> Data extract:
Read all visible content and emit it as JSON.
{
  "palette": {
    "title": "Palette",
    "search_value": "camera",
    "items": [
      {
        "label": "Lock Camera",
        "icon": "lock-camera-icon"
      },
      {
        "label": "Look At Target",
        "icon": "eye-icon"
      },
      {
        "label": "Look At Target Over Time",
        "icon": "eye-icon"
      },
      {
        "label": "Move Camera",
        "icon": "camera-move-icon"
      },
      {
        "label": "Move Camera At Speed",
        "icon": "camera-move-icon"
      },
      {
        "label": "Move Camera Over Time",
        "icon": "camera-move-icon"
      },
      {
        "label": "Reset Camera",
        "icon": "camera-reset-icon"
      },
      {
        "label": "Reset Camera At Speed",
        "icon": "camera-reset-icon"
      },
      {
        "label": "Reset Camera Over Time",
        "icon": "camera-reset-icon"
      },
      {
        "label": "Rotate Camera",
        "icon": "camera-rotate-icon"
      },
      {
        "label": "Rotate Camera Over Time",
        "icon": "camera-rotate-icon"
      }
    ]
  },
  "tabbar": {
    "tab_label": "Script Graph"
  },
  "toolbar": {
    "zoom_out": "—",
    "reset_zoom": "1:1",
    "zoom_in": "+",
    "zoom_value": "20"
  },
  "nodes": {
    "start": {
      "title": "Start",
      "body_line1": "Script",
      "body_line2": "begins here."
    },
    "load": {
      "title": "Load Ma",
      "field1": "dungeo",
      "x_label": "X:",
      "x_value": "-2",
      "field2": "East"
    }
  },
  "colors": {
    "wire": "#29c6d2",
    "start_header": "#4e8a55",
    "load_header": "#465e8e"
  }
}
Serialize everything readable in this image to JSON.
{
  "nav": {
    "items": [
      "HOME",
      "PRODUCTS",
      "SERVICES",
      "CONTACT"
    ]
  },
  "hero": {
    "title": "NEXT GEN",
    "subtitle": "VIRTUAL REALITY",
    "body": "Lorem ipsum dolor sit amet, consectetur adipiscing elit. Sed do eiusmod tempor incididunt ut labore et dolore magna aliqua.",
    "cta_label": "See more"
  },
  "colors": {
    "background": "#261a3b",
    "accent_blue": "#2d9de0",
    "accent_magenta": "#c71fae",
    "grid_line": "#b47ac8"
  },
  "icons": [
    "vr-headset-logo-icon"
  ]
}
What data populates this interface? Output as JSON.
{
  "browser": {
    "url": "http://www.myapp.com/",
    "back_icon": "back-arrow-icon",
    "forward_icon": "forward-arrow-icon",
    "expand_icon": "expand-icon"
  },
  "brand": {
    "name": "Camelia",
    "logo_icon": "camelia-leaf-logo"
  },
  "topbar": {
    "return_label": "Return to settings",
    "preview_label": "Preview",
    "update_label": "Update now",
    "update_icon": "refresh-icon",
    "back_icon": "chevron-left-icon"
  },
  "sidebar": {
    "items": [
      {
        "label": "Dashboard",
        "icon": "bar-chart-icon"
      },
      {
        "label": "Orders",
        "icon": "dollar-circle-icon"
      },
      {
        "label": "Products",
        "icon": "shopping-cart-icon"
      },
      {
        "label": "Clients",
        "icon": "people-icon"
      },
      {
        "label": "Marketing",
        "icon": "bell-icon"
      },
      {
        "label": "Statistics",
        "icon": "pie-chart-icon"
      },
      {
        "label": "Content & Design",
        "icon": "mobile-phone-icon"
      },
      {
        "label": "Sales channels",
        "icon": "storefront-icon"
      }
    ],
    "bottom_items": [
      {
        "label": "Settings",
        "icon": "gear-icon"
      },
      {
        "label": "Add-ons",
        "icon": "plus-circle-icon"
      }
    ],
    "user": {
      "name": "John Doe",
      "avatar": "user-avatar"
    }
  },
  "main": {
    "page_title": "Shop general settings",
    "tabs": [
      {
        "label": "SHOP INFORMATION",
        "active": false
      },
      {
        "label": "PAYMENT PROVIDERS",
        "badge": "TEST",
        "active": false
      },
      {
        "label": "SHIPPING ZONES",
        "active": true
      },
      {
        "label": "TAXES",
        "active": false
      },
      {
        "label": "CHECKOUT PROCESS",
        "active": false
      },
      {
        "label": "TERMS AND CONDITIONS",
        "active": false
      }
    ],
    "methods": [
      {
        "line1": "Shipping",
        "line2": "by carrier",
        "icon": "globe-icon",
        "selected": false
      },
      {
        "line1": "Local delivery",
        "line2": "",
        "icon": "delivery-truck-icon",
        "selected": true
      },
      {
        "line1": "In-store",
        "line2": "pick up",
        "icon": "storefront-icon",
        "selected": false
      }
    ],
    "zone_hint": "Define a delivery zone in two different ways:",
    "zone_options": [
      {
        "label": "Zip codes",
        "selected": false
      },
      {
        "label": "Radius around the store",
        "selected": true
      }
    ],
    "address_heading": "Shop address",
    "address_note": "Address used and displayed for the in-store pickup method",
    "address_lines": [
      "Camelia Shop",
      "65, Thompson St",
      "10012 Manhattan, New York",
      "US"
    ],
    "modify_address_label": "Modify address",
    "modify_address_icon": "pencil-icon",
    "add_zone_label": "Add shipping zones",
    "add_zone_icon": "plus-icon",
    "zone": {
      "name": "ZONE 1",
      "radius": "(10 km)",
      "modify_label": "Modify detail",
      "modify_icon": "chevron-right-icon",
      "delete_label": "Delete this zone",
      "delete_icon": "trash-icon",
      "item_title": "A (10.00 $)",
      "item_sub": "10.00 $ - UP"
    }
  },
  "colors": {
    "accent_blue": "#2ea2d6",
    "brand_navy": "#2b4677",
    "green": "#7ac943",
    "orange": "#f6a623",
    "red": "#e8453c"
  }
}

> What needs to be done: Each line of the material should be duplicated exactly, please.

> Exercise result:
Read all visible content and emit it as JSON.
{
  "palette": {
    "title": "Palette",
    "search_value": "camera",
    "items": [
      {
        "label": "Lock Camera",
        "icon": "lock-camera-icon"
      },
      {
        "label": "Look At Target",
        "icon": "eye-icon"
      },
      {
        "label": "Look At Target Over Time",
        "icon": "eye-icon"
      },
      {
        "label": "Move Camera",
        "icon": "camera-move-icon"
      },
      {
        "label": "Move Camera At Speed",
        "icon": "camera-move-icon"
      },
      {
        "label": "Move Camera Over Time",
        "icon": "camera-move-icon"
      },
      {
        "label": "Reset Camera",
        "icon": "camera-reset-icon"
      },
      {
        "label": "Reset Camera At Speed",
        "icon": "camera-reset-icon"
      },
      {
        "label": "Reset Camera Over Time",
        "icon": "camera-reset-icon"
      },
      {
        "label": "Rotate Camera",
        "icon": "camera-rotate-icon"
      },
      {
        "label": "Rotate Camera Over Time",
        "icon": "camera-rotate-icon"
      }
    ]
  },
  "tabbar": {
    "tab_label": "Script Graph"
  },
  "toolbar": {
    "zoom_out": "—",
    "reset_zoom": "1:1",
    "zoom_in": "+",
    "zoom_value": "20"
  },
  "nodes": {
    "start": {
      "title": "Start",
      "body_line1": "Script",
      "body_line2": "begins here."
    },
    "load": {
      "title": "Load Ma",
      "field1": "dungeo",
      "x_label": "X:",
      "x_value": "-2",
      "field2": "East"
    }
  },
  "colors": {
    "wire": "#29c6d2",
    "start_header": "#4e8a55",
    "load_header": "#465e8e"
  }
}
Serialize everything readable in this image to JSON.
{
  "nav": {
    "items": [
      "HOME",
      "PRODUCTS",
      "SERVICES",
      "CONTACT"
    ]
  },
  "hero": {
    "title": "NEXT GEN",
    "subtitle": "VIRTUAL REALITY",
    "body": "Lorem ipsum dolor sit amet, consectetur adipiscing elit. Sed do eiusmod tempor incididunt ut labore et dolore magna aliqua.",
    "cta_label": "See more"
  },
  "colors": {
    "background": "#261a3b",
    "accent_blue": "#2d9de0",
    "accent_magenta": "#c71fae",
    "grid_line": "#b47ac8"
  },
  "icons": [
    "vr-headset-logo-icon"
  ]
}
What data populates this interface? Output as JSON.
{
  "browser": {
    "url": "http://www.myapp.com/",
    "back_icon": "back-arrow-icon",
    "forward_icon": "forward-arrow-icon",
    "expand_icon": "expand-icon"
  },
  "brand": {
    "name": "Camelia",
    "logo_icon": "camelia-leaf-logo"
  },
  "topbar": {
    "return_label": "Return to settings",
    "preview_label": "Preview",
    "update_label": "Update now",
    "update_icon": "refresh-icon",
    "back_icon": "chevron-left-icon"
  },
  "sidebar": {
    "items": [
      {
        "label": "Dashboard",
        "icon": "bar-chart-icon"
      },
      {
        "label": "Orders",
        "icon": "dollar-circle-icon"
      },
      {
        "label": "Products",
        "icon": "shopping-cart-icon"
      },
      {
        "label": "Clients",
        "icon": "people-icon"
      },
      {
        "label": "Marketing",
        "icon": "bell-icon"
      },
      {
        "label": "Statistics",
        "icon": "pie-chart-icon"
      },
      {
        "label": "Content & Design",
        "icon": "mobile-phone-icon"
      },
      {
        "label": "Sales channels",
        "icon": "storefront-icon"
      }
    ],
    "bottom_items": [
      {
        "label": "Settings",
        "icon": "gear-icon"
      },
      {
        "label": "Add-ons",
        "icon": "plus-circle-icon"
      }
    ],
    "user": {
      "name": "John Doe",
      "avatar": "user-avatar"
    }
  },
  "main": {
    "page_title": "Shop general settings",
    "tabs": [
      {
        "label": "SHOP INFORMATION",
        "active": false
      },
      {
        "label": "PAYMENT PROVIDERS",
        "badge": "TEST",
        "active": false
      },
      {
        "label": "SHIPPING ZONES",
        "active": true
      },
      {
        "label": "TAXES",
        "active": false
      },
      {
        "label": "CHECKOUT PROCESS",
        "active": false
      },
      {
        "label": "TERMS AND CONDITIONS",
        "active": false
      }
    ],
    "methods": [
      {
        "line1": "Shipping",
        "line2": "by carrier",
        "icon": "globe-icon",
        "selected": false
      },
      {
        "line1": "Local delivery",
        "line2": "",
        "icon": "delivery-truck-icon",
        "selected": true
      },
      {
        "line1": "In-store",
        "line2": "pick up",
        "icon": "storefront-icon",
        "selected": false
      }
    ],
    "zone_hint": "Define a delivery zone in two different ways:",
    "zone_options": [
      {
        "label": "Zip codes",
        "selected": false
      },
      {
        "label": "Radius around the store",
        "selected": true
      }
    ],
    "address_heading": "Shop address",
    "address_note": "Address used and displayed for the in-store pickup method",
    "address_lines": [
      "Camelia Shop",
      "65, Thompson St",
      "10012 Manhattan, New York",
      "US"
    ],
    "modify_address_label": "Modify address",
    "modify_address_icon": "pencil-icon",
    "add_zone_label": "Add shipping zones",
    "add_zone_icon": "plus-icon",
    "zone": {
      "name": "ZONE 1",
      "radius": "(10 km)",
      "modify_label": "Modify detail",
      "modify_icon": "chevron-right-icon",
      "delete_label": "Delete this zone",
      "delete_icon": "trash-icon",
      "item_title": "A (10.00 $)",
      "item_sub": "10.00 $ - UP"
    }
  },
  "colors": {
    "accent_blue": "#2ea2d6",
    "brand_navy": "#2b4677",
    "green": "#7ac943",
    "orange": "#f6a623",
    "red": "#e8453c"
  }
}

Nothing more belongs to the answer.